■ Work required ■
Isolate every line in the records below with "replies" in it.

(Material for the task)

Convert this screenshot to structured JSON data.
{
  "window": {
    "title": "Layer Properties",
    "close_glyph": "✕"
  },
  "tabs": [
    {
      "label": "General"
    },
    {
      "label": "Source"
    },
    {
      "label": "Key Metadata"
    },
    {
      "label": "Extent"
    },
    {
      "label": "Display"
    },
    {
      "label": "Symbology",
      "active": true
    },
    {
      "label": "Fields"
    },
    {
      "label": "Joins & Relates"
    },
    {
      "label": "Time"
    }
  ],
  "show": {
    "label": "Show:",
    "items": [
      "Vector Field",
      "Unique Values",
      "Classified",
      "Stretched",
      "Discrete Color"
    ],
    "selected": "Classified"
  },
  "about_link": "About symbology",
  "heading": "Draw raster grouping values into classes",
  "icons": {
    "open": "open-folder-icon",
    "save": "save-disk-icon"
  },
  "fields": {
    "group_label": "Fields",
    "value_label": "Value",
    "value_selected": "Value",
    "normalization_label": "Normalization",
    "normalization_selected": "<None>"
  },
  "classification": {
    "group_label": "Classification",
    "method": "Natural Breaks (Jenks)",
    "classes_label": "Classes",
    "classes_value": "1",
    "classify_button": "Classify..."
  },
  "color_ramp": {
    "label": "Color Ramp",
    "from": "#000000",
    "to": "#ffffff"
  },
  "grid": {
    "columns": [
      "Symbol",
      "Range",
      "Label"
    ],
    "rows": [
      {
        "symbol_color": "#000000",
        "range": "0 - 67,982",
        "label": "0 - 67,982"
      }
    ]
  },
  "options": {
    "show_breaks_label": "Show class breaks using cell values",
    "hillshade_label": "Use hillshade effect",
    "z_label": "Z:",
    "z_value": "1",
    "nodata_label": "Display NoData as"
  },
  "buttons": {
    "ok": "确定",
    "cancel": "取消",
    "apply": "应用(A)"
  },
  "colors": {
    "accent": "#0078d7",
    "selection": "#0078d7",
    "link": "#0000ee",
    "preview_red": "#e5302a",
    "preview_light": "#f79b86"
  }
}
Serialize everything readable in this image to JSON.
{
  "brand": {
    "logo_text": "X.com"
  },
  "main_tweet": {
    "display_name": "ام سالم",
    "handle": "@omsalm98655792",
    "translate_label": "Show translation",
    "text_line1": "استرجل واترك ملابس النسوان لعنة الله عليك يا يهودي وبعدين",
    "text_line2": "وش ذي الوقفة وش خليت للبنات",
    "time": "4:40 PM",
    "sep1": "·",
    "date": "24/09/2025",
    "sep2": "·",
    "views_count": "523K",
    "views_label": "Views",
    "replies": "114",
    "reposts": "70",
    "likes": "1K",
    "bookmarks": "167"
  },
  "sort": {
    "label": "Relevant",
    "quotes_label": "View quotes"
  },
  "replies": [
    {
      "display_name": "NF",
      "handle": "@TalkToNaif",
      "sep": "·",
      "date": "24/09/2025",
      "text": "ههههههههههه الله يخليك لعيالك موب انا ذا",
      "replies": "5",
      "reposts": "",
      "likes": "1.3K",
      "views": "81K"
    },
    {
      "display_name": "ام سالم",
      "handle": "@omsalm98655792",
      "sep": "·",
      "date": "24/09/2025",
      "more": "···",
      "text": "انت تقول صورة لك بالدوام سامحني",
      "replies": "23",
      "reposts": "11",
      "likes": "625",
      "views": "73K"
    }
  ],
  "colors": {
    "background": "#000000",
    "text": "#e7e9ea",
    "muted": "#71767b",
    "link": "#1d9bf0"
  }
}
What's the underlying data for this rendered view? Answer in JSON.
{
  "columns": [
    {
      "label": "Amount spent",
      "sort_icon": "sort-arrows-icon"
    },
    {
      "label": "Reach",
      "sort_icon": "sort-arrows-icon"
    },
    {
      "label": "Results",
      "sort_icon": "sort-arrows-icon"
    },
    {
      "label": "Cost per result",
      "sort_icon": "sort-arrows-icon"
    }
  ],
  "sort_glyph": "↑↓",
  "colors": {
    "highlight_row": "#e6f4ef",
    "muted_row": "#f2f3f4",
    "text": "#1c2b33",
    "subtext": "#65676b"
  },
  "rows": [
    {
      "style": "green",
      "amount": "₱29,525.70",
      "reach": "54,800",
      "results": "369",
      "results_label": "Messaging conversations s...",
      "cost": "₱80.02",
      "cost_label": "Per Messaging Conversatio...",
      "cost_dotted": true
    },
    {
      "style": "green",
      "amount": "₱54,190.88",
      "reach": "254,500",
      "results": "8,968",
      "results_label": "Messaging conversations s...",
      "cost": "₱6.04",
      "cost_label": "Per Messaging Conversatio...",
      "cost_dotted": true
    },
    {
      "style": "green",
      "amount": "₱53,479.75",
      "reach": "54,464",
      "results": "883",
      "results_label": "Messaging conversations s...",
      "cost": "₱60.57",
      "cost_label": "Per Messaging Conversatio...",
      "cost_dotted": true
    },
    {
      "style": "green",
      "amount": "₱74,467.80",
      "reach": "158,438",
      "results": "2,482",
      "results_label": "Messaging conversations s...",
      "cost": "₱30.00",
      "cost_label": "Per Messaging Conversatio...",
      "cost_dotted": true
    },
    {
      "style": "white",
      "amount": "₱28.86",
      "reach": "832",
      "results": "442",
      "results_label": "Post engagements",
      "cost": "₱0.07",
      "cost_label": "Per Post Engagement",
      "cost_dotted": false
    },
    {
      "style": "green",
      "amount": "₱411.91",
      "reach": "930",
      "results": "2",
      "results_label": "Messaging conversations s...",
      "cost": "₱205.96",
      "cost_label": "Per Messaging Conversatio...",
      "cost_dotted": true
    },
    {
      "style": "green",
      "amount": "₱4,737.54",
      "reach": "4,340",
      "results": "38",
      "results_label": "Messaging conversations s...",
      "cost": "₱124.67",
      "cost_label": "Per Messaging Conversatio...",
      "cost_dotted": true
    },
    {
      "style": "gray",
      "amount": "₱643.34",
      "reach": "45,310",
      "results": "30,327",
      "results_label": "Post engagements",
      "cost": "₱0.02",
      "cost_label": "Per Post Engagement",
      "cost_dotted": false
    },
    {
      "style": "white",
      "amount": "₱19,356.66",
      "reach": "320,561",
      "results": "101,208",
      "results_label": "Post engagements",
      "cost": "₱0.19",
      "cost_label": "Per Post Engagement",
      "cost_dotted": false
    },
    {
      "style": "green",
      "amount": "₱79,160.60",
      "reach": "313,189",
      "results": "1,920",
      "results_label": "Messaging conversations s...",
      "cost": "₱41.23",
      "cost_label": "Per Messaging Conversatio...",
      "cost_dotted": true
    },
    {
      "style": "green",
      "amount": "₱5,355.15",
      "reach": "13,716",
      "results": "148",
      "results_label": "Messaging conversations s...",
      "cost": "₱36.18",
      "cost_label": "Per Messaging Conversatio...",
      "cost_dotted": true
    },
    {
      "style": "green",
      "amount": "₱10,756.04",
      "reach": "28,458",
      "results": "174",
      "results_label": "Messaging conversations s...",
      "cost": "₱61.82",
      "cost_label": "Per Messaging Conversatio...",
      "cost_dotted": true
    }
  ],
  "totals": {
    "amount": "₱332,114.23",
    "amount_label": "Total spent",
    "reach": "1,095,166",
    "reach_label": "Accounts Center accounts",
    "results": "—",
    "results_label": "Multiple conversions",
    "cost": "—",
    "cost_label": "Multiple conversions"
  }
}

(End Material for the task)

■ Answer box ■
    "replies": "114",
  "replies": [
      "replies": "5",
      "replies": "23",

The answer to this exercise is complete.